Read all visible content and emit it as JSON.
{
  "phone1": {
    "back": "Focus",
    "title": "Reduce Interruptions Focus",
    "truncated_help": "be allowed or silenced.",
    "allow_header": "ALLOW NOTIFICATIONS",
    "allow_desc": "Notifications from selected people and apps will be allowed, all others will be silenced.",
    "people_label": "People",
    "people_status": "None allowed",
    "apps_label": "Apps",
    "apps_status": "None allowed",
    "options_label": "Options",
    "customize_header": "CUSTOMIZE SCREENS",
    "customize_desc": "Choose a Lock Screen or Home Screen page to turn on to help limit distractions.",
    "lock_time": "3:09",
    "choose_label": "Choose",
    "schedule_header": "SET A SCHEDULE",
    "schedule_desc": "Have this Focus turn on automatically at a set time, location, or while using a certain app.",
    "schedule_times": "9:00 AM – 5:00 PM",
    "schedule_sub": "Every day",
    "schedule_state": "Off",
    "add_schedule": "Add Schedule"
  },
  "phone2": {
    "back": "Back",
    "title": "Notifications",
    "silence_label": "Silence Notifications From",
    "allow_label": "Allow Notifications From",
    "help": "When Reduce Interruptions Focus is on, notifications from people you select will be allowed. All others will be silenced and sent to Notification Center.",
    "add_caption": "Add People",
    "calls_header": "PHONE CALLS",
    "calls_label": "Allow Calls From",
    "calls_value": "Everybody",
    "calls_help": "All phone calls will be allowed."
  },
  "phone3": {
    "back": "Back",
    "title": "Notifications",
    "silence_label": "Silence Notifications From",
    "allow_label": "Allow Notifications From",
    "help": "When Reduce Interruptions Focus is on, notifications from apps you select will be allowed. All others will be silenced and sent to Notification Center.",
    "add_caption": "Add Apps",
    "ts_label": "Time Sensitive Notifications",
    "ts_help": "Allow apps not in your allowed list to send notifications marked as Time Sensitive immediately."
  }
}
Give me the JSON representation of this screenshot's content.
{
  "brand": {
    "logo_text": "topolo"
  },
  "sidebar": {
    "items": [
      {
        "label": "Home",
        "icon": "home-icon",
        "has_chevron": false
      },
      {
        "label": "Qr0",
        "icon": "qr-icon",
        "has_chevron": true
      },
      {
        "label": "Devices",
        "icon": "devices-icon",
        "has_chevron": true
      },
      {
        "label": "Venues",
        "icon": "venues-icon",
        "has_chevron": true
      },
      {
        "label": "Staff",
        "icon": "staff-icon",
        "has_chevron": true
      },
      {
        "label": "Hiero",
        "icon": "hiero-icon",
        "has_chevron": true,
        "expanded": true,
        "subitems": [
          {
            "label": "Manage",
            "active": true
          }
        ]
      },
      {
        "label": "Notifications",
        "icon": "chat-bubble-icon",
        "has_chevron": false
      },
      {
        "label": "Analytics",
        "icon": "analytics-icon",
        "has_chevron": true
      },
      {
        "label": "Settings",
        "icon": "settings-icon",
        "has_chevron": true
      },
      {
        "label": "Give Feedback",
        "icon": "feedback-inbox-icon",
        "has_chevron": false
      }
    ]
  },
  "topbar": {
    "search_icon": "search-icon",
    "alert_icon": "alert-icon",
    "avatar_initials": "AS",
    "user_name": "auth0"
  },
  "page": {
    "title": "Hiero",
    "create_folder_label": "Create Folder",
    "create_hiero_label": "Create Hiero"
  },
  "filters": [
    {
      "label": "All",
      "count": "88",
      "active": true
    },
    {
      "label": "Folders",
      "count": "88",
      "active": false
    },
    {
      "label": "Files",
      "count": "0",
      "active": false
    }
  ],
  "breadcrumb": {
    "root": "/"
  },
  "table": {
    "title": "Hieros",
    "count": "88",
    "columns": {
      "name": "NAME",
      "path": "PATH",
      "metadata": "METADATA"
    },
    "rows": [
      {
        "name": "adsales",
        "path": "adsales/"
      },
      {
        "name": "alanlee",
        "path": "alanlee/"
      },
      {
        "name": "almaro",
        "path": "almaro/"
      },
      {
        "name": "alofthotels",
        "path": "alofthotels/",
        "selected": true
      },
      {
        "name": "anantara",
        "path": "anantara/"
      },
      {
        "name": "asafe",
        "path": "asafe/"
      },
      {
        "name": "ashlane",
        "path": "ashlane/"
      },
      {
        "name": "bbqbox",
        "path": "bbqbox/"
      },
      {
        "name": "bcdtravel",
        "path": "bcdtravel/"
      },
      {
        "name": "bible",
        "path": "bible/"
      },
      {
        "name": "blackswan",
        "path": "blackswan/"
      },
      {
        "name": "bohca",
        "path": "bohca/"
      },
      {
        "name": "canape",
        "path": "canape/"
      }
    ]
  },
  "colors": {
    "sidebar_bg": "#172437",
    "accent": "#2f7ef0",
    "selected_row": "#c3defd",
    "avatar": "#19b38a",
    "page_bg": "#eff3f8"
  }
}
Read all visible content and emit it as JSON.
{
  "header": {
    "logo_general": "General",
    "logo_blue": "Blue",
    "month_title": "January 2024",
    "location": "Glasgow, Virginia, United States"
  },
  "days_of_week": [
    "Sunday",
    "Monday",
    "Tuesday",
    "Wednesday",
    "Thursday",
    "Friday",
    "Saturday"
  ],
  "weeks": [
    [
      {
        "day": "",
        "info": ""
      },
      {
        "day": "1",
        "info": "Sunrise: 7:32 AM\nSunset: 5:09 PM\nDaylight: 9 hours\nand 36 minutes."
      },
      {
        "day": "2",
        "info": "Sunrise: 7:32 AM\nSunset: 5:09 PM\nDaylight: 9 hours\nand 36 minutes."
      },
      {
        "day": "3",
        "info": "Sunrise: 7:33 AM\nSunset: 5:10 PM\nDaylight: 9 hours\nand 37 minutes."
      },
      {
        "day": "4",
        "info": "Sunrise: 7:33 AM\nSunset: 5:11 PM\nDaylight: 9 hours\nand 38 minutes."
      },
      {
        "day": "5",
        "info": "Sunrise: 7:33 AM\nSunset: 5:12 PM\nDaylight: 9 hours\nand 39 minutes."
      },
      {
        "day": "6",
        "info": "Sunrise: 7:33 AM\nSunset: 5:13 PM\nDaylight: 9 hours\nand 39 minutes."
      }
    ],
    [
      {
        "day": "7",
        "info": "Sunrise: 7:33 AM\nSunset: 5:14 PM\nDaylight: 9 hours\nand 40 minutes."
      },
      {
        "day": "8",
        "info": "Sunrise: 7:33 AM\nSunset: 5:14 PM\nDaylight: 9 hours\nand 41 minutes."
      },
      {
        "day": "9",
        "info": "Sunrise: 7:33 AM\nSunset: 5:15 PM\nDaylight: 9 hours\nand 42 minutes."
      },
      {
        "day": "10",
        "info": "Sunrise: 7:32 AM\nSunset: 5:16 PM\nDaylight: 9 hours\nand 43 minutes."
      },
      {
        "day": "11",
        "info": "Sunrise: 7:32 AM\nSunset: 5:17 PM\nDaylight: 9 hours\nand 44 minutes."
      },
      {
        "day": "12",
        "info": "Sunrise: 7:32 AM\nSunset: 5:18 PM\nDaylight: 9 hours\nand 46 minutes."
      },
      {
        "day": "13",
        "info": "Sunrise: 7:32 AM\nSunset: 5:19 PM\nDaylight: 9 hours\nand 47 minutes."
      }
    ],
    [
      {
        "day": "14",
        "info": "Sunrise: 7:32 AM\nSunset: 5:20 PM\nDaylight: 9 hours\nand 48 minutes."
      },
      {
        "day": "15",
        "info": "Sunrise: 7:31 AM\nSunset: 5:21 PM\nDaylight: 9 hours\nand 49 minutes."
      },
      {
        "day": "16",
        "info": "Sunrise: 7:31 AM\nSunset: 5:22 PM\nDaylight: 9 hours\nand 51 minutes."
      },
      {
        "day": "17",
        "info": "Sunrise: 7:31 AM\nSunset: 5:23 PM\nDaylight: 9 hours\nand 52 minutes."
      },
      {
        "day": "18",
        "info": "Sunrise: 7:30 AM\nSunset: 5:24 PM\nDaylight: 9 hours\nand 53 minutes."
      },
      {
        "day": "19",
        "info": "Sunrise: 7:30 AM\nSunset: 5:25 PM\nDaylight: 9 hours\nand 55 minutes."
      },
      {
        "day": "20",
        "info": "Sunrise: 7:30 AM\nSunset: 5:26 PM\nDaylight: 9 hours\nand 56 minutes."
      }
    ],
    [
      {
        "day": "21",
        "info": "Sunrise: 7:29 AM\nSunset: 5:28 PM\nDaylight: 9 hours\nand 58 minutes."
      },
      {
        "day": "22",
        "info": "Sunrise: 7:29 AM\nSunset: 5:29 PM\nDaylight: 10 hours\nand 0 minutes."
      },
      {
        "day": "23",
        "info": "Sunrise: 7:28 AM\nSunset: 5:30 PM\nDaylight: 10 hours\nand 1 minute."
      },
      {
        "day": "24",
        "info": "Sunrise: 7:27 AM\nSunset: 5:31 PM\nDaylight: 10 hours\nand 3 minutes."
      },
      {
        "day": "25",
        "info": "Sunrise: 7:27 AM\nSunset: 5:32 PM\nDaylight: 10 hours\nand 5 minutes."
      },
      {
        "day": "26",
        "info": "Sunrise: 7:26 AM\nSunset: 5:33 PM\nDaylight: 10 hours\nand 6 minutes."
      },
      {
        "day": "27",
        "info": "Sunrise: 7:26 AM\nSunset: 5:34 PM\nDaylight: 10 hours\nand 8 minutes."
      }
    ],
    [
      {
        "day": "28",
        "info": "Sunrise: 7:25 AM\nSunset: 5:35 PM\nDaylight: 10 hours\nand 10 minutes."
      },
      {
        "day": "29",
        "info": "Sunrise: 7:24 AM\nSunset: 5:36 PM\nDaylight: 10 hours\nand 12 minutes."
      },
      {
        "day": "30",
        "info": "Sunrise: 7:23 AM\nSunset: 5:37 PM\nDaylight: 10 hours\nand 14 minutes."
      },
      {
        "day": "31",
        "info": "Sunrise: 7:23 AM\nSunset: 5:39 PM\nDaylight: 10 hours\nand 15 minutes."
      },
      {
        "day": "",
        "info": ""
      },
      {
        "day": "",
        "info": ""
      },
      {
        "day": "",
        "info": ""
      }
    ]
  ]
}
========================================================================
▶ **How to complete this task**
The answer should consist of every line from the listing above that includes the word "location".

▶ **Reply**
    "schedule_desc": "Have this Focus turn on automatically at a set time, location, or while using a certain app.",
    "location": "Glasgow, Virginia, United States"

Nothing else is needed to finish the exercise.